Lyn Starr ‘Hold On’

Pittsburgh R&B artist Lyn Starr wants to take you away from the stress of the world one minute at at time on his latest album, “Tierra.”

by Joey Spehar

“You know how when you’re listening to a song and that song is the only thing that matters right now? That’s what I want all of my music to do. All of it. I want you to listen to my music and I want you to be like, ‘Man!’ I want you to live in that body of music for however long it is, whether it’s one minute, whether it’s three minutes, you know? That’s the biggest impact. Hopefully, I can just take people away from reality for just a couple minutes.” – Lyn Starr

Photo by Gina Scarsellato

Pittsburgh R&B artist Lyn Starr has a tiny little baby at home, so he certainly understands the value of a quick escape. While it can definitely be exhausting at times, being a father has also inspired Lyn to be the best that he can be. “It’s put a fire under my butt, you know what I mean? Like, he hasn’t changed the sound of my music,” he says. “But he has changed the motivation. He has changed the urgency to make the music go places. It’s kind of like, everything that I do now, musically and not, is for this little guy.”

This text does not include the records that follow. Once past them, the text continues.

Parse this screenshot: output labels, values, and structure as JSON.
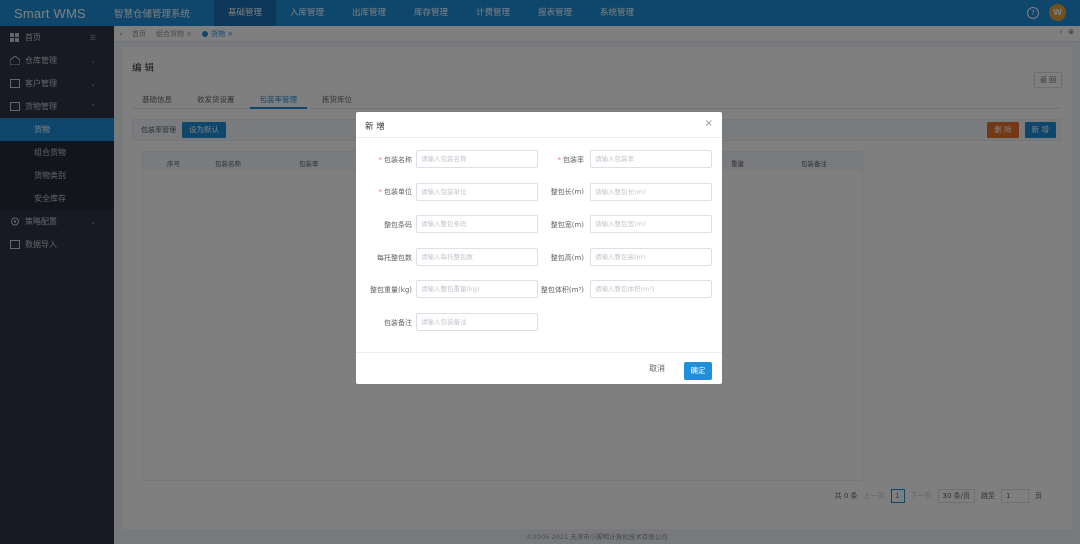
{
  "topbar": {
    "brand": "Smart WMS",
    "system_name": "智慧仓储管理系统",
    "nav": [
      "基础管理",
      "入库管理",
      "出库管理",
      "库存管理",
      "计费管理",
      "报表管理",
      "系统管理"
    ],
    "help_icon": "?",
    "avatar_letter": "W",
    "accent": "#1f8fd9"
  },
  "sidebar": {
    "home": "首页",
    "warehouse": "仓库管理",
    "customer": "客户管理",
    "goods_mgmt": "货物管理",
    "goods_sub": [
      "货物",
      "组合货物",
      "货物类别",
      "安全库存"
    ],
    "strategy": "策略配置",
    "import": "数据导入"
  },
  "tabbar": {
    "tabs": [
      "首页",
      "组合货物",
      "货物"
    ]
  },
  "page": {
    "title": "编 辑",
    "corner_btn": "返 回",
    "subtabs": [
      "基础信息",
      "收发货设置",
      "包装率管理",
      "拣货库位"
    ],
    "toolbar_label": "包装率管理",
    "set_default_btn": "设为默认",
    "delete_btn": "删 除",
    "add_btn": "新 增",
    "table_headers": [
      "序号",
      "包装名称",
      "包装率",
      "重量",
      "包装备注"
    ]
  },
  "pager": {
    "total": "共 0 条",
    "prev": "上一页",
    "current": "1",
    "next": "下一页",
    "page_size": "30 条/页",
    "goto": "跳至",
    "goto_value": "1",
    "page_unit": "页"
  },
  "footer": "©2005-2021 天津市小脚鸭计算机技术有限公司",
  "modal": {
    "title": "新 增",
    "close": "×",
    "fields": {
      "name_label": "包装名称",
      "name_ph": "请输入包装名称",
      "rate_label": "包装率",
      "rate_ph": "请输入包装率",
      "unit_label": "包装单位",
      "unit_ph": "请输入包装单位",
      "length_label": "整包长(m)",
      "length_ph": "请输入整包长(m)",
      "barcode_label": "整包条码",
      "barcode_ph": "请输入整包条码",
      "width_label": "整包宽(m)",
      "width_ph": "请输入整包宽(m)",
      "pallet_label": "每托整包数",
      "pallet_ph": "请输入每托整包数",
      "height_label": "整包高(m)",
      "height_ph": "请输入整包高(m)",
      "weight_label": "整包重量(kg)",
      "weight_ph": "请输入整包重量(kg)",
      "volume_label": "整包体积(m³)",
      "volume_ph": "请输入整包体积(m³)",
      "remark_label": "包装备注",
      "remark_ph": "请输入包装备注"
    },
    "cancel": "取消",
    "confirm": "确定"
  }
}
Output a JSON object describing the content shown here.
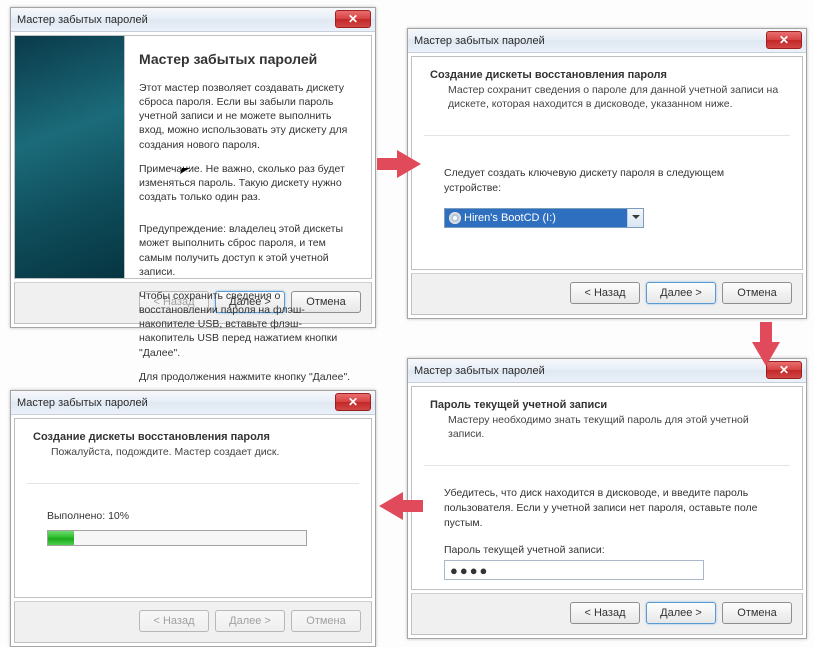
{
  "common": {
    "window_title": "Мастер забытых паролей",
    "back": "< Назад",
    "next": "Далее >",
    "cancel": "Отмена",
    "close_x": "✕"
  },
  "w1": {
    "heading": "Мастер забытых паролей",
    "p1": "Этот мастер позволяет создавать дискету сброса пароля. Если вы забыли пароль учетной записи и не можете выполнить вход, можно использовать эту дискету для создания нового пароля.",
    "p2": "Примечание. Не важно, сколько раз будет изменяться пароль. Такую дискету нужно создать только один раз.",
    "p3": "Предупреждение: владелец этой дискеты может выполнить сброс пароля, и тем самым получить доступ к этой учетной записи.",
    "p4": "Чтобы сохранить сведения о восстановлении пароля на флэш-накопителе USB, вставьте флэш-накопитель USB перед нажатием кнопки \"Далее\".",
    "p5": "Для продолжения нажмите кнопку \"Далее\"."
  },
  "w2": {
    "heading": "Создание дискеты восстановления пароля",
    "sub": "Мастер сохранит сведения о пароле для данной учетной записи на дискете, которая находится в дисководе, указанном ниже.",
    "body": "Следует создать ключевую дискету пароля в следующем устройстве:",
    "combo_value": "Hiren's BootCD (I:)"
  },
  "w3": {
    "heading": "Пароль текущей учетной записи",
    "sub": "Мастеру необходимо знать текущий пароль для этой учетной записи.",
    "body": "Убедитесь, что диск находится в дисководе, и введите пароль пользователя. Если у учетной записи нет пароля, оставьте поле пустым.",
    "pw_label": "Пароль текущей учетной записи:",
    "pw_mask": "●●●●"
  },
  "w4": {
    "heading": "Создание дискеты восстановления пароля",
    "sub": "Пожалуйста, подождите. Мастер создает диск.",
    "progress_label": "Выполнено: 10%",
    "progress_percent": 10
  }
}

Inspiration abounds for Lyn Starr who named his latest release – Tierra – for rapper Tierra Whack. Her 2018 album Whack World – which consists of 15 songs, all under a minute long – gave Lyn a fresh way to think about writing. “She’s killin’ us with just a minute!” he exclaims. “I was so inspired, like I was really, really, really inspired and I’m like, ‘Yo! I wanna be able to do that. I wanna be able to, like, grab people in that one minute and give you something, give you a taste, and then let it go.”

Album Art by Anna Tomiczek

The effort paid off on the song “Garden” from last year and carries into his latest release, “Hold On,” though it does stretch out to a full three minutes. “I gotta keep going down this R&B road and I want to give them something that is full of love, right? Full of love,” he says. “But still kind of sexy. I just kept thinking, ‘D’Angelo, D’Angelo. How would D’Angelo attack this?’ That’s where the lyrics came from. That’s where the drops of falsetto keep coming in. It’s like, I want to show that vulnerability because they were vulnerable as hell. That’s something I was going for completely with that song.”

While the feeling was there from the start, the song’s beat underwent a drastic change from its earliest conception thanks to the production team of Virgil “KeyofVRG” Richmond and Stephen “EsSquared” Shriane. “This song had a whole finished beat when it was finished the first time,” he explains. “So, like, it was finished and the next day I just get a text message and it’s just a .wav file and I open it and it’s my vocals, it’s the same vocals I had, but it’s a completely different beat and it’s the beat that you hear now. I was like, ‘Whoa! They put their foot in that beat.’ That was it.”